Sega, Booth 815 Sega, coming off of last year’s IAAPA success with Keymaster, arguably the hit of the show, promises an aggressive lineup of new releases this year. Keymaster will still be an important piece in the booth; Sega is now offering the piece in six different colors. This is great for route operators who can rotate colors between locations but also for arcades which can use multiple colors to distinguish prize mixes or just find a color complimentary to their décor. Sega recently began shipping two new “videmption” pieces, Bejeweled and Super Monkey Ball. “Videmption” is the term for the growing trend to develop redemption games with a video screen component. It is not simply adding ticket dispensers to redemption 42
Intercard, Booth 1015 Debit card systems are integral to the success of today’s modern day FEC. Intercard will be featuring their iEvent online scheduling system, an online solution to booking facility resources for parties, group sales, and special events. The program is controlled online with the system architecture provided by Intercard's available Cloud technology. Based on security permissions, all users (admin to customer) will use the same software to book reservations, block dates, administer payments, and set up routing sheets and itineraries to manage the facility resources daily.
Intercard will also be showcasing a new style of automated payments kiosk called The iScan. This sleek, more compact kiosk will join its big brother The iTeller in offering Intercard clients highly versatile and reliable payment stations. Both utilize an optional marketing scanner that allows guests to bring in a single use QR code email blast for redemption at the terminal. Also new is the "Points for Play" e-Ticket payment option (Patent Pending). When activated, customers can use the points (or e-Tickets) they were awarded for playing redemption games as tender on arcade readers and elsewhere throughout the facility.
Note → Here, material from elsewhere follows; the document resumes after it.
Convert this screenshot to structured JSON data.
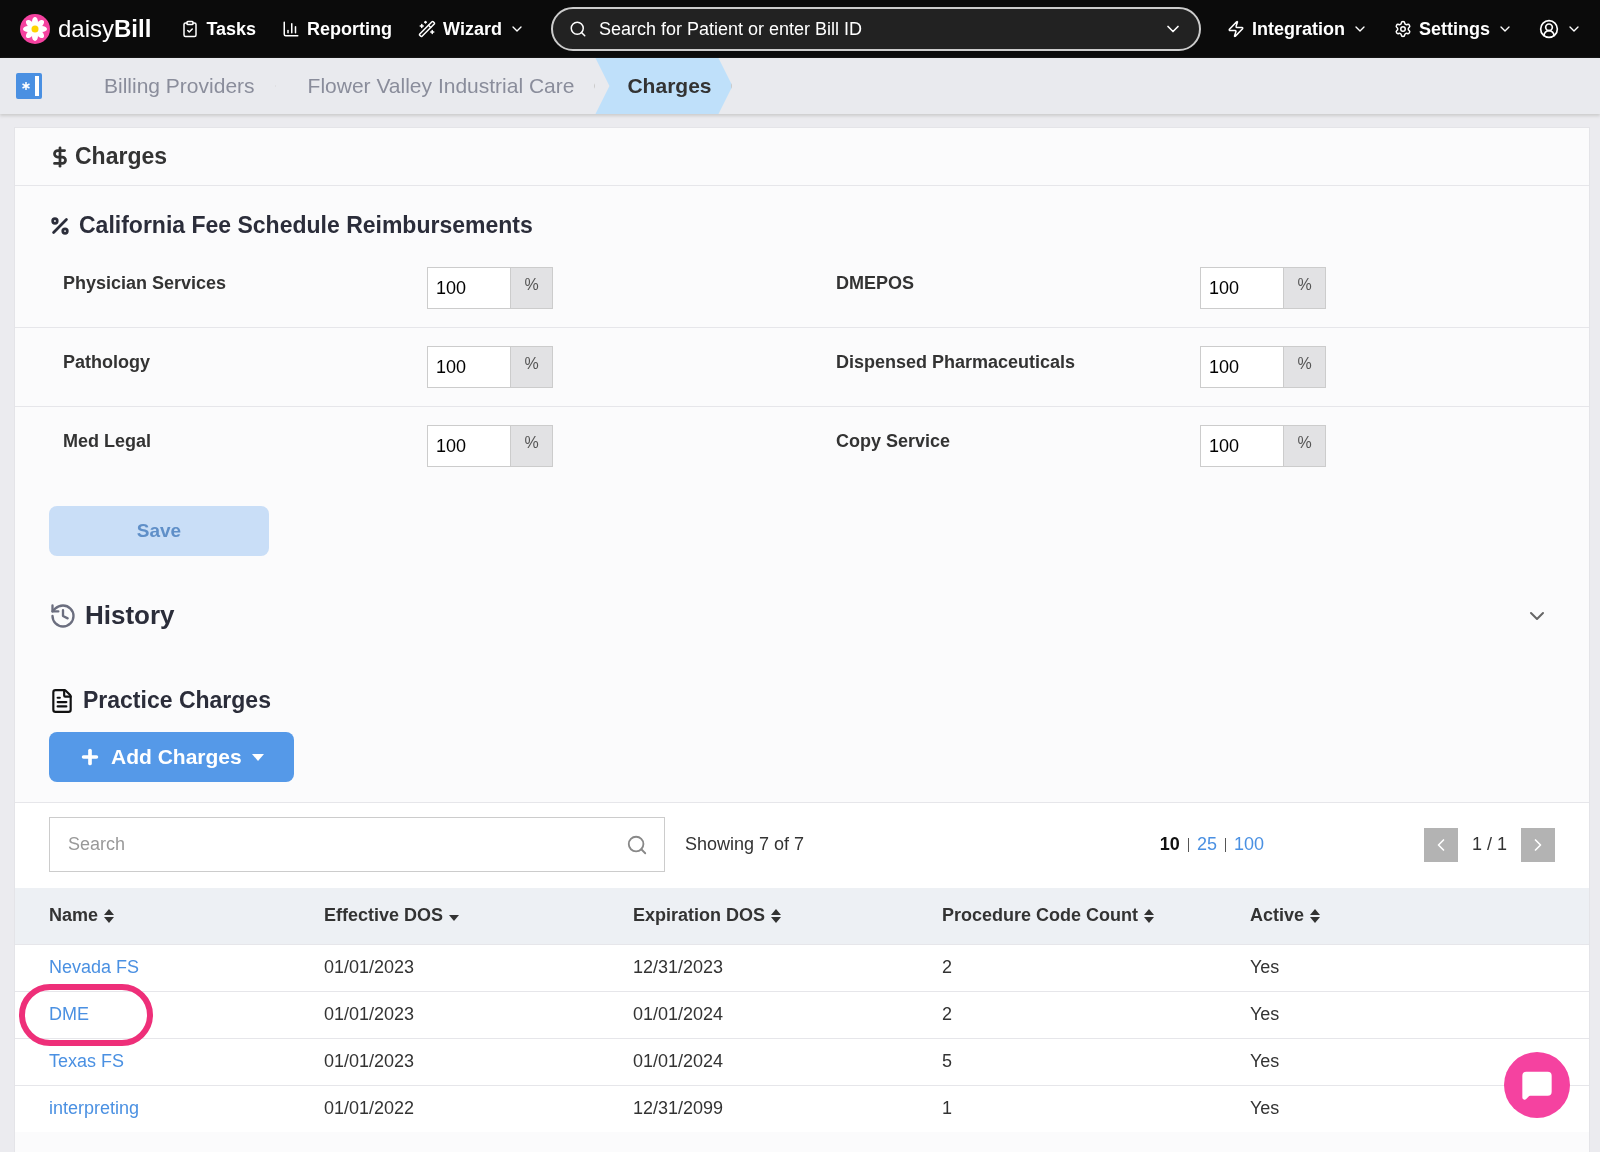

Items at your Redemption Counter are no longer the only way to provide incentive to keep people playing.
Embed, Booth 1034 Embed is showing several product enhancements at IAAPA including the company’s new Facebook plug-in for the Embed Self-Service Debit Card Kiosk. This social media interface will allow guests to quickly register or update their play card account by using their profile information from their Facebook page, making it easier
than ever for location operators to capture important marketing data. They will also show their existing systems which together provide a total operating solution for any entertainment facility. So there’s a preview for you that will hopefully help with advanced planning and save you some steps. Again, please come by our booth 1021 and say hello. We will be continuing to improve Beyond Bowling in the coming year and would love to hear your thoughts on what you find useful. ❖
George McAuliffe is a 30 year family entertainment center operator and president of Pinnacle Entertainment Advisors by Redemption Plus. Pinnacle is an industry consulting firm www.grouppinnacle.com. George has operated entertainment centers from 2,000 to 150,000 square feet including redemption and merchandise games since 1983 and has assisted numerous Bowling Entertainment Center owners develop their FEC side. He is a regular speaker at industry conventions worldwide and writes for RePlay and International Bowling Industry Magazine. He can be reached at 913-563-4370 or email at firstname.lastname@example.org.